    7. One of the chief priests (contemporary with Jeshua as high-priest) who returned from Babylon with Zerubbabel ( Nehemiah 12:7). His son Hashabiah is named in  Nehemiah 12:21. B.C. 536.

    8. One of those who supported Ezra on the right hand while reading the law to the people ( Nehemiah 8:4). B.C. cir...410. It is somewhat uncertain whether he even belonged to the Levitical family; the date of the events with which he is associated seems to forbid his identification with the foregoing.

    International Standard Bible Encyclopedia [10]

    hil - kı̄´a ( חלקיּה , ḥilḳı̄yāh , "Yah is my portion" or "Yah's portion"): The name of 8 individuals in the Old Testament or 7, if the person mentioned in   Nehemiah 12:7 ,  Nehemiah 12:21 was the same who stood with Ezra at the reading of the Law (  Nehemiah 8:4 ). The latter appears as Ezecias (the King James Version) in 1 Esdras 9:43. Five of this name are clearly associated with the priesthood, and the others are presumably so. The etymology suggests this. Either interpretation of the name expresses the person's claim on Yahweh or the parents' recognition of Yahweh's claim on him.

    (1) The person mentioned above ( Nehemiah 8:4 , etc.).

    (2) A L evite of the sons of Merari ( 1 Chronicles 6:45 ).

    (3) Another Levite of Merari, son of Hosah ( 1 Chronicles 26:11 ). Is he the "porter," i.e. "doorkeeper" of  1 Chronicles 16:38 ?

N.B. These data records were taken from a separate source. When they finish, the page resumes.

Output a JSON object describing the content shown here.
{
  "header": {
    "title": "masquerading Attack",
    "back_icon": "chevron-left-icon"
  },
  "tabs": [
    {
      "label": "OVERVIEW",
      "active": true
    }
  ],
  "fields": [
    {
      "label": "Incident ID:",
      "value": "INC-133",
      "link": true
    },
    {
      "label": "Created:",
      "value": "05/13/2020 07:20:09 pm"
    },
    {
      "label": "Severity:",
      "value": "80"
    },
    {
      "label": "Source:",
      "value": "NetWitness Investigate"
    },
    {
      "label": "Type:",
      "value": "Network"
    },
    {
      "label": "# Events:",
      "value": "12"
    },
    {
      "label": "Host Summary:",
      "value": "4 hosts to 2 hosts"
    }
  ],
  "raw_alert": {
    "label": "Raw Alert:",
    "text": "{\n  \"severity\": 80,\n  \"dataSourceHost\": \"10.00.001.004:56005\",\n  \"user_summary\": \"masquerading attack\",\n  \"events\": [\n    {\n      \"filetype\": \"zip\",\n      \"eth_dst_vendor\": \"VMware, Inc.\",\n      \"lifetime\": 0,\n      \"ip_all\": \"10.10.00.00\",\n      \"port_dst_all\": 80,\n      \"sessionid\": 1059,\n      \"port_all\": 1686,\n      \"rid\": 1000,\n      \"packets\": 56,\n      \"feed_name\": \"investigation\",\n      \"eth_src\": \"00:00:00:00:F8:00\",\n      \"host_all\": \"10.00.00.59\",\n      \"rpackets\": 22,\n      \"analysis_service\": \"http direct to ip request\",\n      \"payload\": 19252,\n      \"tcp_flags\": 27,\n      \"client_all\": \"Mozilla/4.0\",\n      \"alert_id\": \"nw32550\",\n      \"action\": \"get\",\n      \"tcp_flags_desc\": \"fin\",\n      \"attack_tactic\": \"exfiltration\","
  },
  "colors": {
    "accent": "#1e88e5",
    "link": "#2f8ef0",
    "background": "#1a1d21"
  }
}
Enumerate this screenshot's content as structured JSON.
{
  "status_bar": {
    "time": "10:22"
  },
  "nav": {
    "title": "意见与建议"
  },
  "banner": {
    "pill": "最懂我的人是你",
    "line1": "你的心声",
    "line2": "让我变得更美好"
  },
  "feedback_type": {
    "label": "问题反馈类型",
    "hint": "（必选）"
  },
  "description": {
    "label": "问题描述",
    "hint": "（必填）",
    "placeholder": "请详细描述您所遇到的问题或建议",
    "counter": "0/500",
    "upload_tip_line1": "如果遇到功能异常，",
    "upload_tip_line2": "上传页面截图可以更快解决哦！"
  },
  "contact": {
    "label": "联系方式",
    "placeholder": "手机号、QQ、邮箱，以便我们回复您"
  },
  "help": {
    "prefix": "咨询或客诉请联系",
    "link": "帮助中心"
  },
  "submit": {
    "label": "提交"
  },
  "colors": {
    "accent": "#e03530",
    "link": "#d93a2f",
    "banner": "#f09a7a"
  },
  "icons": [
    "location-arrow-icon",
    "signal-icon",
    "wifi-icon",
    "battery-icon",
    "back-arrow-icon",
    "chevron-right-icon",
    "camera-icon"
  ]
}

    (4) Father of the Gemariah whom Zedekiah of Judah sent to Nebuchadnezzar ( Jeremiah 29:3 ).

    (5) The man in  2 Kings 18:18 who is evidently more famous as the father of Eliakim, the majordomo of Hezekiah's palace (  Isaiah 22:20;  Isaiah 36:3 ). Probably the father's name is given in this and similar cases to distinguish between two persons of otherwise identical name.

    (6) A priest of Anathoth, father of Jeremiah ( Jeremiah 1:1 ).

    (7) The son of Shallum, and the best known of the name ( 1 Chronicles 6:13 ). He is great-grandfather of Ezra through his son Azariah (1 Esdras 8:1; compare  1 Chronicles 9:11;  Nehemiah 11:11 ). He discovered the lost Book of the Law during the repairing of the Temple ( 2 Kings 22:4 ,  2 Kings 22:8 ); became chief leader in the ensuing reformation in 621 bc ( 2 Kings 23:4;  2 Chronicles 34:9;  2 Chronicles 35:8 ). He showed the recovered book to Shaphan the scribe, who, in turn, brought it to the notice of the king. At Josiah's request he led a deputation to Huldah the prophetess to "inquire of the Lord" concerning the new situation created by the discovery. The book discovered is usually identified with the Book of Deuteronomy. See Deuteronomy .

    Kitto's Popular Cyclopedia of Biblial Literature [11]

    Hilki´ah. Several persons of this name occur in Scripture, of whom the following are the chief:

    1. The father of Jeremiah .

    2. A high-priest in the reign of Josias (;; ).

    3. The father of Eliakim (;; ).